What is needed → Your result will be the set of lines with "each", copied from the material below.

Entries provided →
[Start of section]
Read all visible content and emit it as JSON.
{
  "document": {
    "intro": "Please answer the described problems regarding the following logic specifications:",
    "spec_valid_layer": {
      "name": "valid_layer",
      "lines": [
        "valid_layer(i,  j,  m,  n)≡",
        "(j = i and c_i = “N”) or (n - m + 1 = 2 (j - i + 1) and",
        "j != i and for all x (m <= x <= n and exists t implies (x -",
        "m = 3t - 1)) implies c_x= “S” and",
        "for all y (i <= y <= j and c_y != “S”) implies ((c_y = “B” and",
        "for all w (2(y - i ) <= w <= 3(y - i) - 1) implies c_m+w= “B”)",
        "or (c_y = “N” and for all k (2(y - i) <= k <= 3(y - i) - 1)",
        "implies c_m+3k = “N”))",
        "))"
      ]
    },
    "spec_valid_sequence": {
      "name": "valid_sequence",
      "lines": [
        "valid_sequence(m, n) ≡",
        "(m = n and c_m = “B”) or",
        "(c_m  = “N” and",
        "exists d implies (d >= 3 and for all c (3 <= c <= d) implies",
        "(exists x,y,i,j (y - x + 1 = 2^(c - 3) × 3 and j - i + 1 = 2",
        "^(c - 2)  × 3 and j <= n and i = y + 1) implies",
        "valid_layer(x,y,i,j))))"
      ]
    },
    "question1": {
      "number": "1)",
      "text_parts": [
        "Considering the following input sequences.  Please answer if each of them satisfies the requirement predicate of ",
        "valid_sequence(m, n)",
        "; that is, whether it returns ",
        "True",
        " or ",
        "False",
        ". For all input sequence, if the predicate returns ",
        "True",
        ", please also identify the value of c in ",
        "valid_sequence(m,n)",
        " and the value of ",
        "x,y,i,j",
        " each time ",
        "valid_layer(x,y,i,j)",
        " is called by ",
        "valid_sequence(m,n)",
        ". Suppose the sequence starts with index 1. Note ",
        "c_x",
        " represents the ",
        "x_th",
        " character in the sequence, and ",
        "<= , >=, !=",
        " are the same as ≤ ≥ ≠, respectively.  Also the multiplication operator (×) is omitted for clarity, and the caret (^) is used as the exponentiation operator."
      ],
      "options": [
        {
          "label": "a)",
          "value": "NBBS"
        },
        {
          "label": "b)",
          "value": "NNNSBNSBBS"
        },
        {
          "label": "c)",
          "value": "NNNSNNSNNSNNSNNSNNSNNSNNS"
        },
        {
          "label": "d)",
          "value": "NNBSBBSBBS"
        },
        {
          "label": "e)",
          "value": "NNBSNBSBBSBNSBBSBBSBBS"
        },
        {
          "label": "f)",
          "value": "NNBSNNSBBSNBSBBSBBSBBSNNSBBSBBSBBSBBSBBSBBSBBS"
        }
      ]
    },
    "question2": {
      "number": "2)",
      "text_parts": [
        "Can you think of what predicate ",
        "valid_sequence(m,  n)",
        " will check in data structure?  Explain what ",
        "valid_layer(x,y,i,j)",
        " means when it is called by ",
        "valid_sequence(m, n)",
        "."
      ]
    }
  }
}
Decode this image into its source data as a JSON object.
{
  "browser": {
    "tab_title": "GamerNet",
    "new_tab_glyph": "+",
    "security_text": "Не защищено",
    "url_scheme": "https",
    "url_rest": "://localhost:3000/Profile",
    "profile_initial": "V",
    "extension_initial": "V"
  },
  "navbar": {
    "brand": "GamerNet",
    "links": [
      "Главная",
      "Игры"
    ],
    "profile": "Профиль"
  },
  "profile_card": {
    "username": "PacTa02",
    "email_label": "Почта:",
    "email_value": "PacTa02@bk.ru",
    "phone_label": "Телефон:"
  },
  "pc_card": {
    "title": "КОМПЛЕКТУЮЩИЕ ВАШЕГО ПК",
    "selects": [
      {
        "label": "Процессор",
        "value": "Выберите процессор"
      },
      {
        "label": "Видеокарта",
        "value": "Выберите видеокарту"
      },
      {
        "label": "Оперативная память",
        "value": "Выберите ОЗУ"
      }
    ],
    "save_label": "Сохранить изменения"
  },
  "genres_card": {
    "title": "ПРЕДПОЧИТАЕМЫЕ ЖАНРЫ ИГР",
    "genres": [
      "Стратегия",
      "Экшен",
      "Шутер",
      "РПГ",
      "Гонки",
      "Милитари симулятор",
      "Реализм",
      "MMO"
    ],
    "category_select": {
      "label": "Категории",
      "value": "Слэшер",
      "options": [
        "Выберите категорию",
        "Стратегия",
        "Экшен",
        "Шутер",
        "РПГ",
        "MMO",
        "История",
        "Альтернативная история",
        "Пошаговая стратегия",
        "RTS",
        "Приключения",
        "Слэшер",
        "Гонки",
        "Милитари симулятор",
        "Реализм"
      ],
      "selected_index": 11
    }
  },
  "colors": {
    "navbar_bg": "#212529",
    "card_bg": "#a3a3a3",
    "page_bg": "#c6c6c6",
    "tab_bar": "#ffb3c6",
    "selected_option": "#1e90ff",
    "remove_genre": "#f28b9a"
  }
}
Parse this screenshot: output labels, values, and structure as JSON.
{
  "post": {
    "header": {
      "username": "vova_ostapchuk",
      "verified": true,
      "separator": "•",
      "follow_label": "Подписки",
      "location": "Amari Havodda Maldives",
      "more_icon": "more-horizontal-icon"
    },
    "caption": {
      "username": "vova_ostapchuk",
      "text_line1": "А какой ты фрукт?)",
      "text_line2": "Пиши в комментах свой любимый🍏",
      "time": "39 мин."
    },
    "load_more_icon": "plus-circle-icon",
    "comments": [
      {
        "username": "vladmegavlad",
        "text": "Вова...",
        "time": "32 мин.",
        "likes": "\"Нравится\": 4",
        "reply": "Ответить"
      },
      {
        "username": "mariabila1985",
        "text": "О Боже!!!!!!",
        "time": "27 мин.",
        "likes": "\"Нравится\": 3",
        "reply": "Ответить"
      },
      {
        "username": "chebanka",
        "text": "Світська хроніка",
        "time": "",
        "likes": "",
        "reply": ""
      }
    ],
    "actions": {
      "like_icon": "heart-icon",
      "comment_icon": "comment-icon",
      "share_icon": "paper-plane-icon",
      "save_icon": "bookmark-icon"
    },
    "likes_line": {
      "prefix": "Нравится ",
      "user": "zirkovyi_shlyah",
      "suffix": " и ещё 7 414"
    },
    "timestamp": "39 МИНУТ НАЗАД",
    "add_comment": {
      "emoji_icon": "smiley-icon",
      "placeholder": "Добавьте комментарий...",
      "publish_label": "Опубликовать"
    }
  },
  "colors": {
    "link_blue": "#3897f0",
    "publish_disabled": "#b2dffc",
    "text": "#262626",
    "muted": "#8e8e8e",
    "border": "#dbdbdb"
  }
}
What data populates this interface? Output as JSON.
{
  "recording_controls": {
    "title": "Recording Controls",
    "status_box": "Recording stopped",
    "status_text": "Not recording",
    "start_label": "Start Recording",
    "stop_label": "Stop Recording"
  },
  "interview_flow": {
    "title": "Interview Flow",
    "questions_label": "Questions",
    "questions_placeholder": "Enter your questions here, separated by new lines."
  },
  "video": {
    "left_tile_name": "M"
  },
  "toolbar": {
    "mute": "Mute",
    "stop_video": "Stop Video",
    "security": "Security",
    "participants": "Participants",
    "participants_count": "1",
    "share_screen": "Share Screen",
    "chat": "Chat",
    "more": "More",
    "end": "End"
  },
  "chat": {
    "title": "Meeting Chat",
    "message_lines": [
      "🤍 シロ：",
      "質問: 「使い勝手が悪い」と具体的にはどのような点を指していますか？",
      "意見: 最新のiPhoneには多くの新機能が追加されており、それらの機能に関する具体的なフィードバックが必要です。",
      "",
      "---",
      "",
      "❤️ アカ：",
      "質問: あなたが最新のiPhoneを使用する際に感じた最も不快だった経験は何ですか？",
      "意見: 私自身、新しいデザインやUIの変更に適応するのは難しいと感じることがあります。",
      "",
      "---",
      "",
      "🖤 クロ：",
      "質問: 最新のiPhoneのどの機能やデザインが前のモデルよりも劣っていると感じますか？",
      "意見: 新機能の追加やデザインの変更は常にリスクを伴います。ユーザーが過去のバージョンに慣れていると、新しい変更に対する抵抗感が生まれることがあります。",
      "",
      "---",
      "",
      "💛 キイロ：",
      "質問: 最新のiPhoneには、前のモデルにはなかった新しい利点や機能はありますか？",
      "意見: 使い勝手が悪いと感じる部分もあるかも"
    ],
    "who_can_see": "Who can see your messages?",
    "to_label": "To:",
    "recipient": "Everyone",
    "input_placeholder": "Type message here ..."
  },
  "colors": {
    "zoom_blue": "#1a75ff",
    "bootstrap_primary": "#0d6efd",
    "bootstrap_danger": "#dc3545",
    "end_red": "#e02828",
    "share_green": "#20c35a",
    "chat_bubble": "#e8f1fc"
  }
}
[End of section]
Answer to the problem →
        "Considering the following input sequences.  Please answer if each of them satisfies the requirement predicate of ",
        " each time ",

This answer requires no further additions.